(Website and app data records)
....
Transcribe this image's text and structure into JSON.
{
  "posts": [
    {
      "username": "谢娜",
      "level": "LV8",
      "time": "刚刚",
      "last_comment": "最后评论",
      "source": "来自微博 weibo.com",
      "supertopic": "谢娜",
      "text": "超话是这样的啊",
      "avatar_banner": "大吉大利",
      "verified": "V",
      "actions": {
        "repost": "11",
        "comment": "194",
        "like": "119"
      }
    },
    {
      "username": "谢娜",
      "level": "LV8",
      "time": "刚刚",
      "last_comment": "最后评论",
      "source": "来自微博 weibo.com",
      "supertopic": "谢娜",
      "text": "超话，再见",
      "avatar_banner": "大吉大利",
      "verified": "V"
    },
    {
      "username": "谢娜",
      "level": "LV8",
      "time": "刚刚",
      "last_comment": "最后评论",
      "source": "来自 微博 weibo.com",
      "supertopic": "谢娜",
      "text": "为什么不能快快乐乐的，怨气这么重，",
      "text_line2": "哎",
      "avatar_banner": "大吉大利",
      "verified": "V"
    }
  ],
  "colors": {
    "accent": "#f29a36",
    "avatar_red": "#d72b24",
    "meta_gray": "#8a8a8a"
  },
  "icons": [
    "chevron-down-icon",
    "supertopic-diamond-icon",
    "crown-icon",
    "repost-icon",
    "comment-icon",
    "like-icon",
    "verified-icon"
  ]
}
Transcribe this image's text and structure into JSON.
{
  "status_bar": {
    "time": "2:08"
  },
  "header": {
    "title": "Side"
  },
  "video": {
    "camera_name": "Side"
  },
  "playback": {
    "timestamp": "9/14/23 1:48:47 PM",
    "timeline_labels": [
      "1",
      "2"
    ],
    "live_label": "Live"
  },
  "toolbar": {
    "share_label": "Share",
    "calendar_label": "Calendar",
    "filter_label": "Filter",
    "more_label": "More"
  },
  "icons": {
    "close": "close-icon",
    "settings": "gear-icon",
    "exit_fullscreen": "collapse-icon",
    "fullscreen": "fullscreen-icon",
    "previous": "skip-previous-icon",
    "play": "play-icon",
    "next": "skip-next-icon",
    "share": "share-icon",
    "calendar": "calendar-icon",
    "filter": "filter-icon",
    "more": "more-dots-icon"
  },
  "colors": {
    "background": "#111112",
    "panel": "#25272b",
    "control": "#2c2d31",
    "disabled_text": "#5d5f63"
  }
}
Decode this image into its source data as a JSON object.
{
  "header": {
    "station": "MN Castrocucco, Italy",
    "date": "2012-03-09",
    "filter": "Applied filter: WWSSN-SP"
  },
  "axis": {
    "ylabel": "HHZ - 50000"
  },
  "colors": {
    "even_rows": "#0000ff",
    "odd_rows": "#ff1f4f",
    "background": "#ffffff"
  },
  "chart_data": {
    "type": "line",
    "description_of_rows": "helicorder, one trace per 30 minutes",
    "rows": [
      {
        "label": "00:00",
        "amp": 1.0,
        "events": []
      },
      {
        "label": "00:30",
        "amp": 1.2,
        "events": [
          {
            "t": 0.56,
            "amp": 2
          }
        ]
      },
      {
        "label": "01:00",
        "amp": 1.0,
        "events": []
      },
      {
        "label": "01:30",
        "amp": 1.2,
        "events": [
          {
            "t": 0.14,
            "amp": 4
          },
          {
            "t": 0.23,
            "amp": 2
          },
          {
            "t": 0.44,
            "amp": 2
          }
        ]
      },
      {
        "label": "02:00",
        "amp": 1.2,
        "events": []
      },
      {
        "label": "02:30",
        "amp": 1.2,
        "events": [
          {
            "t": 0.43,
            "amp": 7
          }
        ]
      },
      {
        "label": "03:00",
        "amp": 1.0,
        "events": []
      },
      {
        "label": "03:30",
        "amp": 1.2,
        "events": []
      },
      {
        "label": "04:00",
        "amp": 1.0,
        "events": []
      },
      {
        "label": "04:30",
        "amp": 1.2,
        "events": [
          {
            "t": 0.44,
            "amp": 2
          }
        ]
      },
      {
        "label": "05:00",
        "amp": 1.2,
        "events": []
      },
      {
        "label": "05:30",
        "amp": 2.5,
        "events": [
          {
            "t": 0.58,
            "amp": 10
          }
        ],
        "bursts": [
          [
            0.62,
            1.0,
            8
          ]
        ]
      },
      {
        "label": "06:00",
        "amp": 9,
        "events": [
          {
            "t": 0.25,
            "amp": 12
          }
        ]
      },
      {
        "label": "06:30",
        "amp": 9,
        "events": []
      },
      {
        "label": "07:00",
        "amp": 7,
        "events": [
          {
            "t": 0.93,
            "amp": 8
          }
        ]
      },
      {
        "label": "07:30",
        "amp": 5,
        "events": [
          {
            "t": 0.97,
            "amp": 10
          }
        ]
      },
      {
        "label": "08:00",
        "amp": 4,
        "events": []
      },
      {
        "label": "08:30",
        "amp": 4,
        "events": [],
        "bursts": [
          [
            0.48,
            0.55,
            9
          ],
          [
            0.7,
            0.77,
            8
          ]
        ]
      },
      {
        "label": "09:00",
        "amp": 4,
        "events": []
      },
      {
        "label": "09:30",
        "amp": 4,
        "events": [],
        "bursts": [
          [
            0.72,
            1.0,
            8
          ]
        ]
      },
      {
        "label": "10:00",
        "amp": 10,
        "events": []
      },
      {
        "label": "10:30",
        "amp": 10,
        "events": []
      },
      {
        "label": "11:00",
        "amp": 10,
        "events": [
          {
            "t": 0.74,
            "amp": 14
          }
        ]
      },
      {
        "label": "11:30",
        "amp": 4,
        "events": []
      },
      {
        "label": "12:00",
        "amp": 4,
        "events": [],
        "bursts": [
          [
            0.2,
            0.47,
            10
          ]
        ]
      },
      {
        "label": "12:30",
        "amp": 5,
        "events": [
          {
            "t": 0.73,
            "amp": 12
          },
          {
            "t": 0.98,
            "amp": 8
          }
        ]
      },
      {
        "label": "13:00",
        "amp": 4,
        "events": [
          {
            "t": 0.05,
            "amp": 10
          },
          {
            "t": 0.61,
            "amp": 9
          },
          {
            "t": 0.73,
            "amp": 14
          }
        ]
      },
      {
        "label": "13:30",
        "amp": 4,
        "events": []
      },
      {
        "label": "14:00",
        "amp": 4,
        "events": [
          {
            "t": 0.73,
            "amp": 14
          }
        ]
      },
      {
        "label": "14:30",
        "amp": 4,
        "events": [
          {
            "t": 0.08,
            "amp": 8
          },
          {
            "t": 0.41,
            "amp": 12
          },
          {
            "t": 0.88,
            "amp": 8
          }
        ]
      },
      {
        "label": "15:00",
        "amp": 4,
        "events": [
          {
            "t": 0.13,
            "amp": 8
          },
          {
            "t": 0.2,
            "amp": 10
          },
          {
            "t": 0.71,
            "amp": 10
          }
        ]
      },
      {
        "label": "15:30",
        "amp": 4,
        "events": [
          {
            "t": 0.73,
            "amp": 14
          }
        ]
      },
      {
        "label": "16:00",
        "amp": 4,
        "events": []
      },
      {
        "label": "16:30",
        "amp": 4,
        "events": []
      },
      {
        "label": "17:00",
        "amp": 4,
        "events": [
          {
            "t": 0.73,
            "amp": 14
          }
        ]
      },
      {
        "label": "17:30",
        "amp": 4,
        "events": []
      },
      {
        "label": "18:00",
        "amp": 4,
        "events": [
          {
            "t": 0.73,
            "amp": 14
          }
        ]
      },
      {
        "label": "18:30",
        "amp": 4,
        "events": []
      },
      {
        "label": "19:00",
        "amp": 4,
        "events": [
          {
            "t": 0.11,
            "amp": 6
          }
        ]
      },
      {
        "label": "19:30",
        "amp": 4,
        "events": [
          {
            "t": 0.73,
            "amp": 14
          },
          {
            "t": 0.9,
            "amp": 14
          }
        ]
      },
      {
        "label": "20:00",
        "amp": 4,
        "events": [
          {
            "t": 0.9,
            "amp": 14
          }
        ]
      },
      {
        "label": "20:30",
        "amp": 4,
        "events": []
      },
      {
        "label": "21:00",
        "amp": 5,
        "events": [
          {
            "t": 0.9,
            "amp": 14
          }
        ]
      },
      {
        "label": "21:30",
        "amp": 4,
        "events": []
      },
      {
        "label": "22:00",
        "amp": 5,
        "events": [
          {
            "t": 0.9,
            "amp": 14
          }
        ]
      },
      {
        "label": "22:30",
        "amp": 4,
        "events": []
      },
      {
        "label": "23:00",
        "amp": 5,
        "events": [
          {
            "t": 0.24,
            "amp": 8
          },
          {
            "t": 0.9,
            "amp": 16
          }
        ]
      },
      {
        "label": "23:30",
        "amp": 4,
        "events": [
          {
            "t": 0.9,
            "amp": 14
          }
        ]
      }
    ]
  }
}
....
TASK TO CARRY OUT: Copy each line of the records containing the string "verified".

EXERCISE OUTPUT:
      "verified": "V",
      "verified": "V"
      "verified": "V"
    "verified-icon"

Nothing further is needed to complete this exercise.